HOLLYWOOD—Well the summer box-office kicks off this weekend with the release of “The Amazing Spiderman 2.” Yes, I know it’s hard to fathom that the “Spiderman” franchise was literally rebooted only 10 years after it first hit the big screen. I must admit I was a huge fan of “The Amazing Spiderman” when it was released in 2012, now we have its sequel which delves deeper into the psyche of Peter Parker (Andrew Garfield).
Those who have witnessed the countless trailers or TV spots are well aware that something epic will transpire in this installment. What that is I won’t spoil to the fan boys, but if you’ve read the comics or even seen the TV spots the viewer will have an idea.
One sensational aspect of the sequel is its ability to delve deeper into the relationship between Peter and Gwen Stacy (Emma Stone). Garfield and Stone have on-screen chemistry that is hard to describe; it just flares up each time the duo appear together. Our hero is battling his inner demons, the promise he made to Gwen’s father to stay away from her to keep her safe, even his Aunt May (Sally Field) warns her nephew that secrets have a cost, as well as the truth. Watching this movie I felt it was a mix of “Spiderman 2” and “Spiderman 3.” It had the love story between Peter Parker and Mary Jane, and then the overload of villains.
This is something that many comic book franchises falter on. This idea of having more than one villain is a detrimental effect on weaving a successful film in my opinion. Some would argue Christopher Nolan successfully accomplished this with “The Dark Knight.” While that argument is true, at its core The Joker remained the primary villain. In “Amazing Spiderman 2,” that’s not the case.
We don’t have one villain, not two, but three and none really stand-out as the primary antagonist for Peter Parker. Dane DeHaan delivers a creepy performance as Peter’s childhood friend Harry Osborne. He brings a darker tone to the character, compared to what was witnessed by James Franco. He went dark, but I don’t think anyone ever bought what Franco was doing.
Osborne’s transformation doesn’t happen overnight, but when it happens it’s a treat for the audience, as he teams up with another baddie, Max Dillon (Jamie Foxx). Dillon is an OsCorp employee who becomes obsessed with Spiderman after being rescued while Spidey is doing battle with Aleksei Sytsevich (who the audience knows will become The Rhino). Writers Alex Kurtzman, Roberto Orci and Jeff Pinkner attempt to weave the tale of all the villains in a straight-laced narrative, but a few jumbles occur along the way. There are a few twists in the picture that will deliver a few surprises for audiences, to keep the narrative from being predictable.
What will be a standout for audiences are the special effects, which are spectacular.
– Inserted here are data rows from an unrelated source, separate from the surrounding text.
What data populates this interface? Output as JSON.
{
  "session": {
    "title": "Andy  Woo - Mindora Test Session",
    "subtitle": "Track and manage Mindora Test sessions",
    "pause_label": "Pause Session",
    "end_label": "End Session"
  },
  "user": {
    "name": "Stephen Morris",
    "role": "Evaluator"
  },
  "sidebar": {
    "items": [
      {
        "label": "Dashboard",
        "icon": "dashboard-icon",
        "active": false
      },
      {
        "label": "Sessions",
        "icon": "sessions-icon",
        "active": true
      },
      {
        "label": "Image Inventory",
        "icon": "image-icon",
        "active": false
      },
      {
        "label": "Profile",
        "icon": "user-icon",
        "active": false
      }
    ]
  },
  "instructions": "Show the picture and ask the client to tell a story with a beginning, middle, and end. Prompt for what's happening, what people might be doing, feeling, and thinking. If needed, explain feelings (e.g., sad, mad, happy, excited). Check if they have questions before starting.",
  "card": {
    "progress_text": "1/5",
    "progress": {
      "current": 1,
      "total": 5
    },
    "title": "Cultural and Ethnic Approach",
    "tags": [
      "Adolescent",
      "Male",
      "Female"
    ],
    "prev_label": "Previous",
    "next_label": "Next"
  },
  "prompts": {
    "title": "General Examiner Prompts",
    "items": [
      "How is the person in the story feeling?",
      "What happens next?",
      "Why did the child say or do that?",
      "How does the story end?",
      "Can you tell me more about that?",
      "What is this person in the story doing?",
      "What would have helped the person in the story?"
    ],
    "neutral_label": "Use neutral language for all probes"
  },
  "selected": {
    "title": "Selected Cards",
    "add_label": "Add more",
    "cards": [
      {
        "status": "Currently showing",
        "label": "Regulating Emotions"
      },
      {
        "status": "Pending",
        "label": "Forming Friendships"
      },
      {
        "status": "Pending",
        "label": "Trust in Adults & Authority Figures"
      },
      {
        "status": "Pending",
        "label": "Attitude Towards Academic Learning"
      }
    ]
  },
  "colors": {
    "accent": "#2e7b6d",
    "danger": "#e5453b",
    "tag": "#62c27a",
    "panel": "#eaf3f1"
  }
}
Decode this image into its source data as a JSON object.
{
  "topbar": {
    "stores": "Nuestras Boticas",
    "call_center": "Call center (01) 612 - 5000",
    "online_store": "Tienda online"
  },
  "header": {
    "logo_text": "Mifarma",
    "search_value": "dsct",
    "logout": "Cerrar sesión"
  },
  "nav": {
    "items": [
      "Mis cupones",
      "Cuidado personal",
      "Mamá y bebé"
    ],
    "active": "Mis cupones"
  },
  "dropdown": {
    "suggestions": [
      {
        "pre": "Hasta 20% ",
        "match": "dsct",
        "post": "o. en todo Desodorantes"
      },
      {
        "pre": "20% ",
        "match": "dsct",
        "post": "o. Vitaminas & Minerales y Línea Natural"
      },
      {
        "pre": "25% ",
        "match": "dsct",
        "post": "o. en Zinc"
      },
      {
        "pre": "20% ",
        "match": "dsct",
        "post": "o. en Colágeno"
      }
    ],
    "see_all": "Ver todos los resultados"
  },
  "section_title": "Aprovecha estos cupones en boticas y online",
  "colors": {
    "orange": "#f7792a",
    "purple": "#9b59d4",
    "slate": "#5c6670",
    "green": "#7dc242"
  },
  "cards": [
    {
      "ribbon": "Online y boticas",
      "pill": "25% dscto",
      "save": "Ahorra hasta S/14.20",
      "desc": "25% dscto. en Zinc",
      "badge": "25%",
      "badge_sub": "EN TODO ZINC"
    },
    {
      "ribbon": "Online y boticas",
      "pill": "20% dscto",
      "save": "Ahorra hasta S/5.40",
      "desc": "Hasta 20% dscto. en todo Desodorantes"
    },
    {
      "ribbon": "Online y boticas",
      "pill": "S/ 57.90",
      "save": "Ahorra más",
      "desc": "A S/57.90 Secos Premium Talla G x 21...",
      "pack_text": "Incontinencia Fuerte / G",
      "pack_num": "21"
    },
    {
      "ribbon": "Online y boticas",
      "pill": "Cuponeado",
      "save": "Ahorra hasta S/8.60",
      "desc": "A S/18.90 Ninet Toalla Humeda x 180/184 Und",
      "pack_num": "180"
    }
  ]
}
The visual prowess and look of Electro gives the character an appearance unlike anything we’ve seen in the comics and on television. One problem, Electro is not the big baddie that the movie tots him to be. He almost takes a back seat to DeHaan’s Green Goblin. Honestly, I thought Electro should have been front and center, because he proves to be a formidable foe for Spidey. The few battles the two engage in are awesome, and the price of a 3D ticket is well worth seeing the special effects directly in your face.
The film does tease the audience a bit where the next picture may be headed with images pertaining to The Vulture and Dr. Octopus, not to mention a brief introduction to Felicia Hardy (Felicity Jones), who eventually becomes Black Cat. “The Amazing Spiderman 2” is an entertaining film, but it lacks that spark to make it a phenomenal film.
Garfield, Stone and DeHaan are shining points. Foxx brings fierceness to his character, but he’s not given the opportunity to go to the depths that one hoped for because of the narrative being taken in another direction. The possible elimination of a villain would have better restrained the plot making for a more effective narrative for the viewer, that could become a bit bored with the back and forth love triangle between Peter and Gwen. This movie will make plenty of money, but its staying power will be determined by what happens after its first week at the box-office.
By LaDale Anderson